[Posted on: Thursday, April 13, 2017]
An analysis published in the New England Journal of Medicine last week, it was proven with data that overall FDA is much faster than its nearest peer, the European Medicines Agency (EMA) in approving new products. Over the last 5 years, FDA took almost half as long as EMA to approve anti-cancer products, and about two-thirds of the time to approve anti-infectious agents compared to EMA. On an average FDA takes about 20% less time that EMA to approve products. For most products other than anti-cancer, hematologic and anti-infective agents, FDA and EMA took almost similar times. The speed of approval of products by regulators may have an impact in political discussions but for practical purposes, a general number has limited benefit to the work horses in the industry. The rules for review have been harmonized significantly across FDA and EMA in the last 2 decades with both agencies following similar applications and review philosophies. However, FDA is a much larger organization with much larger resources so it may not be a fair comparison between the two agencies. Also, there are differences in the clinical and nonclinical studies required by the two agencies for a positive decision which could influence the overall approval time so just looking at the final market approval application review time may give a partial picture. From a strategic point of view, developers of anti-cancer and anti-infective products should certainly pursue FDA approval first. Overall, the strategic and business priorities of a given manufacturer will define which region they seek first approval.

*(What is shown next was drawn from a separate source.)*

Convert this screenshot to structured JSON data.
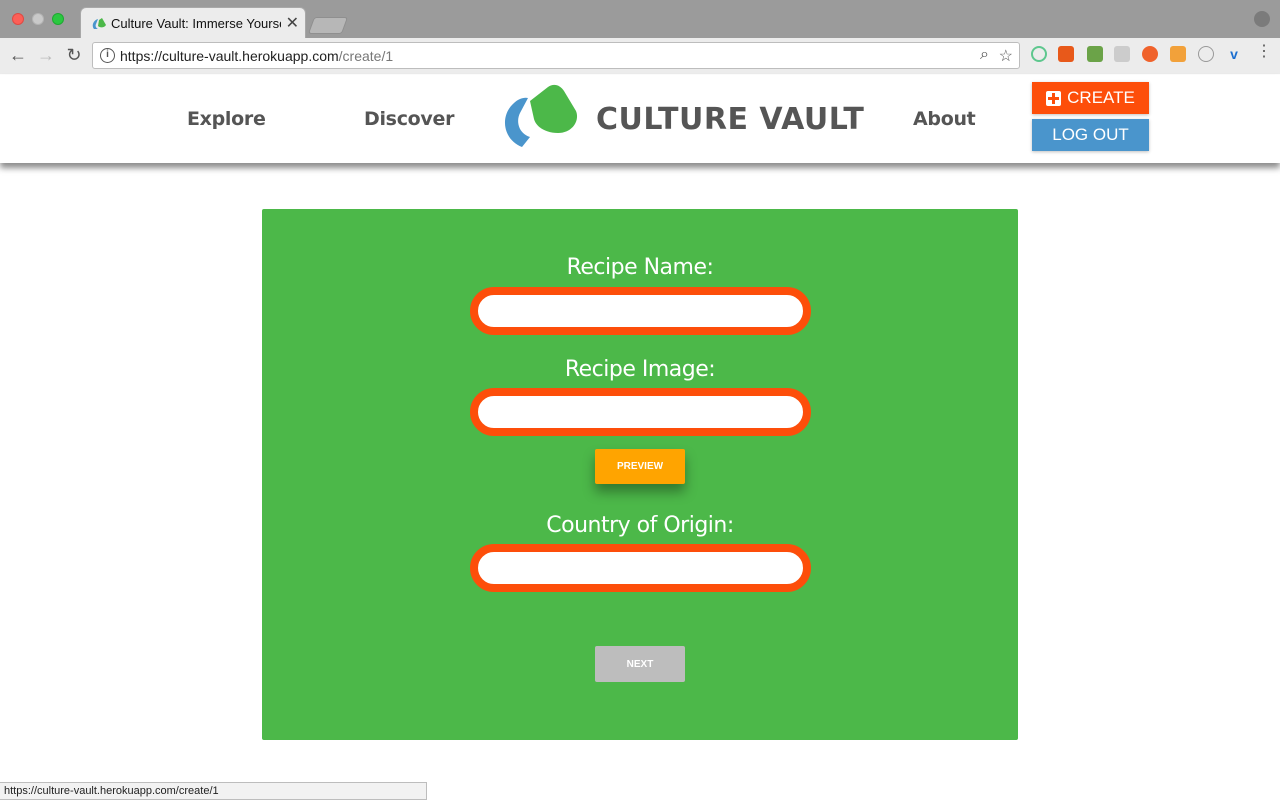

These days with parallel multi-region submissions, such comparisons satisfy academic curiosity but have limited practical benefit.